» Task brief
One line at a time, check the entries below for the word "prefix", and copy each line that has it.

* * * * *

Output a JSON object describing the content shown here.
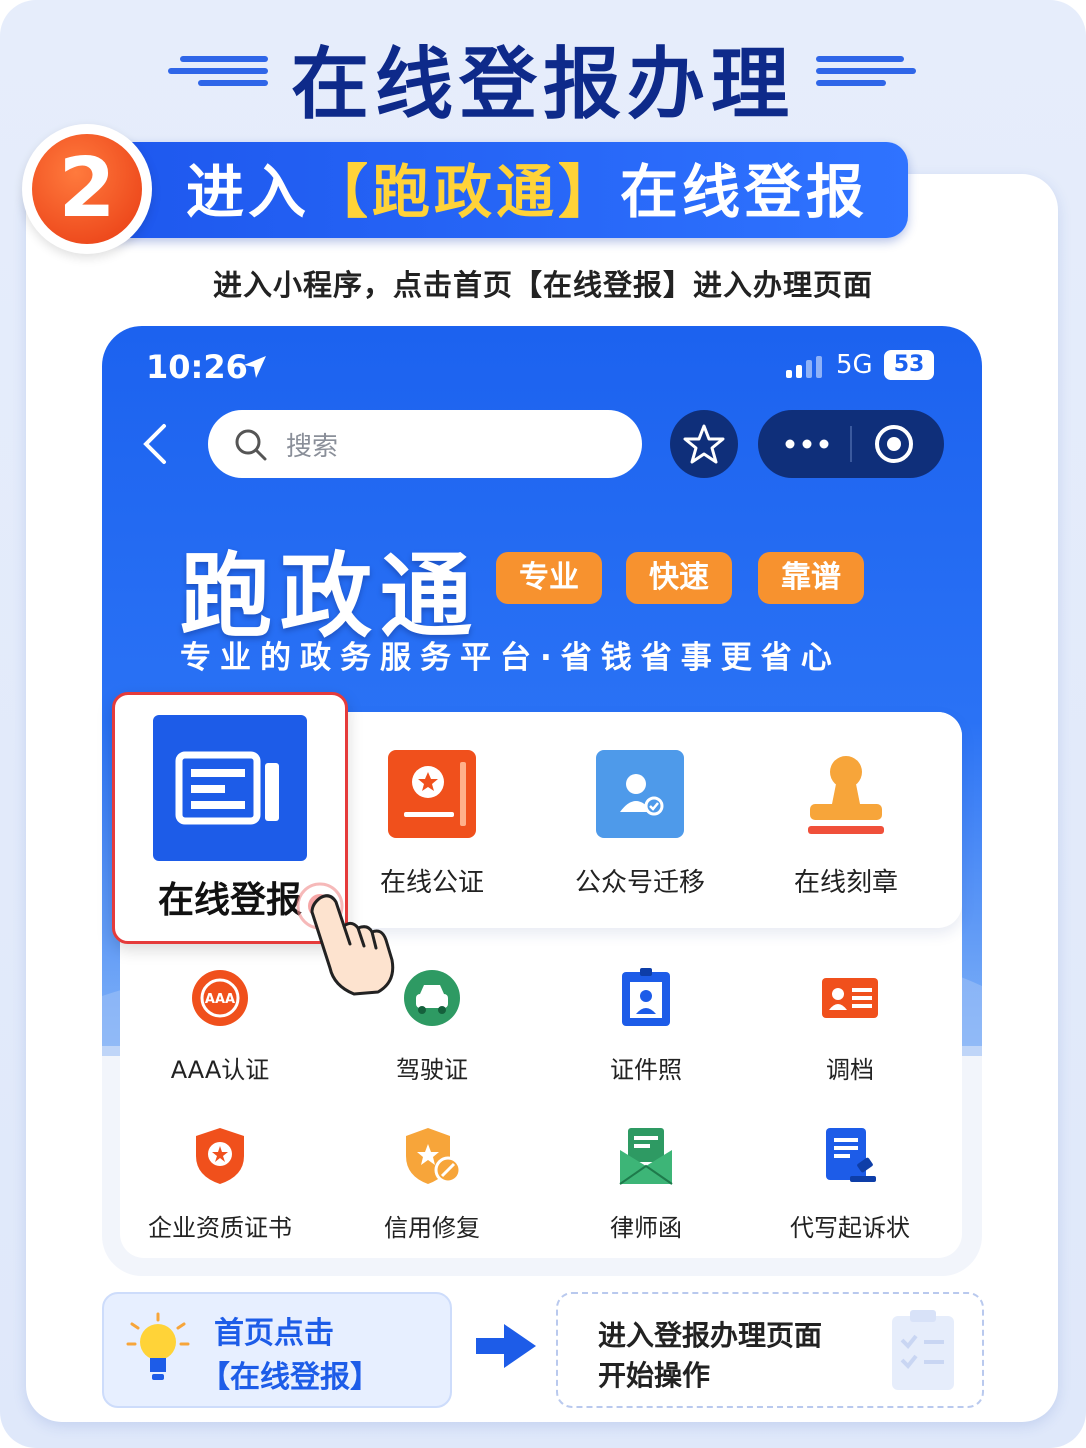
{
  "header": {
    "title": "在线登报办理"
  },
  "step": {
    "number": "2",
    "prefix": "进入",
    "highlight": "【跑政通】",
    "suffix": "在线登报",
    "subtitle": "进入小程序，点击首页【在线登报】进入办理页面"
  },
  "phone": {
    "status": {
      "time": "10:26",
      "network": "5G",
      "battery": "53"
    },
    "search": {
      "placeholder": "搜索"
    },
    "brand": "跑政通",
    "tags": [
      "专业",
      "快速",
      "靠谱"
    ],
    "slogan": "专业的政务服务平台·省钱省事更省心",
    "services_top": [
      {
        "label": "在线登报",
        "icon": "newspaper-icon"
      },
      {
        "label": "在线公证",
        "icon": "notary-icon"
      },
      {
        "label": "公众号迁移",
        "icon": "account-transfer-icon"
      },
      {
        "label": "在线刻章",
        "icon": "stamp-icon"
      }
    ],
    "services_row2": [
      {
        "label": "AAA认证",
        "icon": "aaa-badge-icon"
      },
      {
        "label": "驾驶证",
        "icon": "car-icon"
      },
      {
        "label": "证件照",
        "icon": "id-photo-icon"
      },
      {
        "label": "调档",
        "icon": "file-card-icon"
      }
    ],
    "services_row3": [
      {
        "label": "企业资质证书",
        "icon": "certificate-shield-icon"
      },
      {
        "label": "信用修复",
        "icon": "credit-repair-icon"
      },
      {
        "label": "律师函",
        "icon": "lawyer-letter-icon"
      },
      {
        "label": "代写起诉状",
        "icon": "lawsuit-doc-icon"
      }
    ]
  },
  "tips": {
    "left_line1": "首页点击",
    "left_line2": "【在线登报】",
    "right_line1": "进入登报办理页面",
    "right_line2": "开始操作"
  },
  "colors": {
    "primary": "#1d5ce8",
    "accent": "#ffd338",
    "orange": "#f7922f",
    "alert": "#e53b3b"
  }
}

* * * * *

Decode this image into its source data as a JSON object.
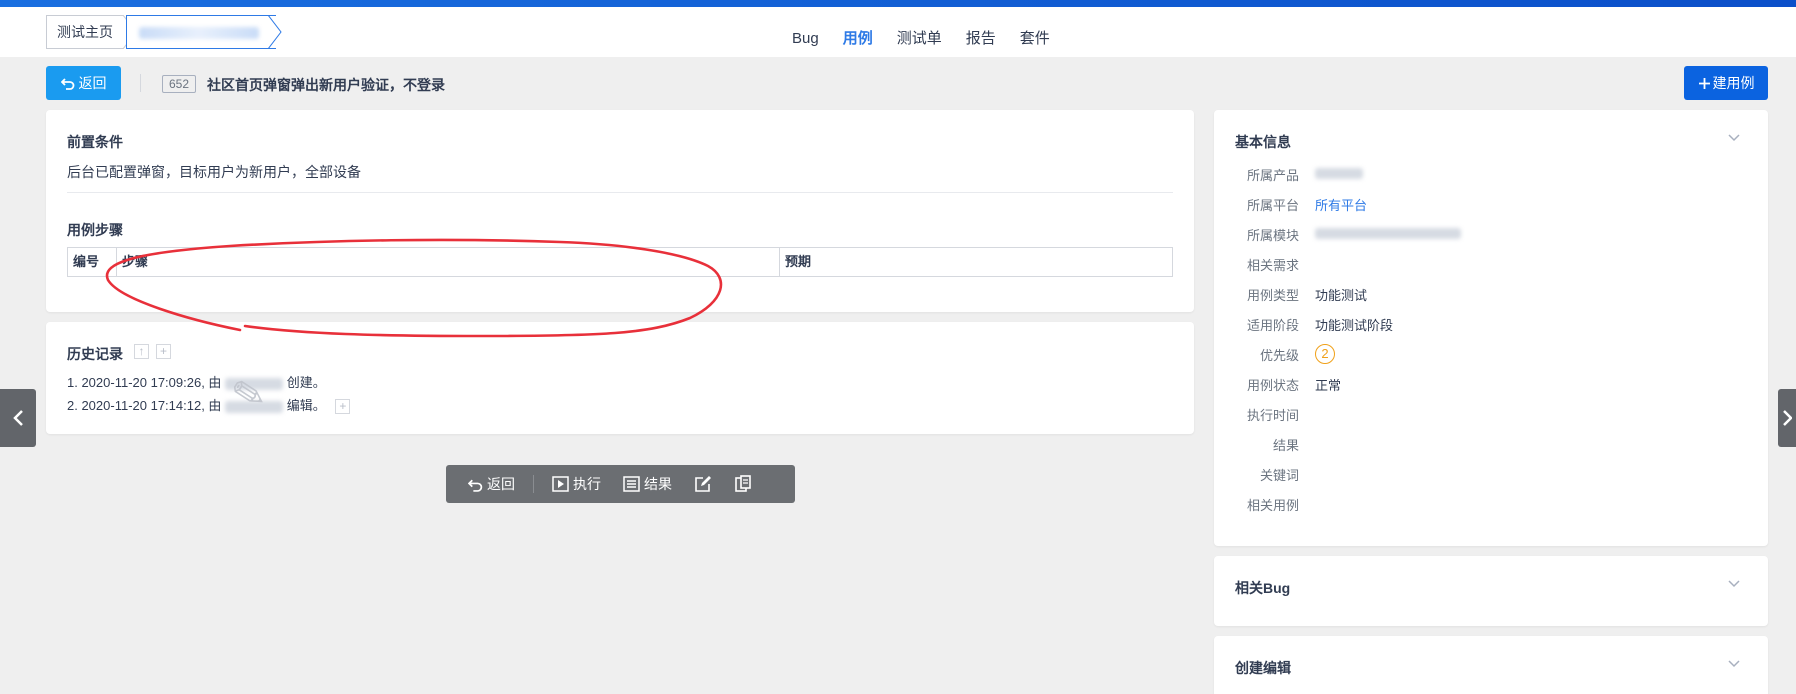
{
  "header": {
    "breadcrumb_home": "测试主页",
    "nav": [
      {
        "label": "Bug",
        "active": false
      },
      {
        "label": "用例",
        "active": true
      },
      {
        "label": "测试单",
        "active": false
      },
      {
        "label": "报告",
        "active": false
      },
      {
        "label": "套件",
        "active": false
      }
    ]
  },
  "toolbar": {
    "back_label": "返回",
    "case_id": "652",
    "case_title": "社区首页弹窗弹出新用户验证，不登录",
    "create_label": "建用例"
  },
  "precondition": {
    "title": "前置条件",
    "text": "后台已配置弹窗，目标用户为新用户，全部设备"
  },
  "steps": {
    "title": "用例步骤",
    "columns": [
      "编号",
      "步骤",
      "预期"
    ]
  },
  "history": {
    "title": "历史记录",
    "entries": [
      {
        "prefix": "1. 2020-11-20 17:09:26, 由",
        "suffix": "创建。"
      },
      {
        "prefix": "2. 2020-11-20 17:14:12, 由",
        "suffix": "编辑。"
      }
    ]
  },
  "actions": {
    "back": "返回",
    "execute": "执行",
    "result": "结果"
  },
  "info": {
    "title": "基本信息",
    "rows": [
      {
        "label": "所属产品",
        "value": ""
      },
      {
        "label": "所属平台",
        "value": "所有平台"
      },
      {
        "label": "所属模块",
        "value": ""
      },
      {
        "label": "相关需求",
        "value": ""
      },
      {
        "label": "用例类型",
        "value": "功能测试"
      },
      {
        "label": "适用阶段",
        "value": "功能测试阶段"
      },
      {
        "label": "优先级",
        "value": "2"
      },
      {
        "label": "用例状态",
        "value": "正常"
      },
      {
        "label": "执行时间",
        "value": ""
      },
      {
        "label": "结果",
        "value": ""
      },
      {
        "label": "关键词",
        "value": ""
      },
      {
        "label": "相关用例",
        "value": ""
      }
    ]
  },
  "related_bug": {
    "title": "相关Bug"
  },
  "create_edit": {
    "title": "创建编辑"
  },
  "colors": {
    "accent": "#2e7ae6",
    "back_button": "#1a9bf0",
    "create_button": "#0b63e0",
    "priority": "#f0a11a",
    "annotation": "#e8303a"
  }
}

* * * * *

» Result of the task
    "prefix": "进入",
        "prefix": "1. 2020-11-20 17:09:26, 由",
        "prefix": "2. 2020-11-20 17:14:12, 由",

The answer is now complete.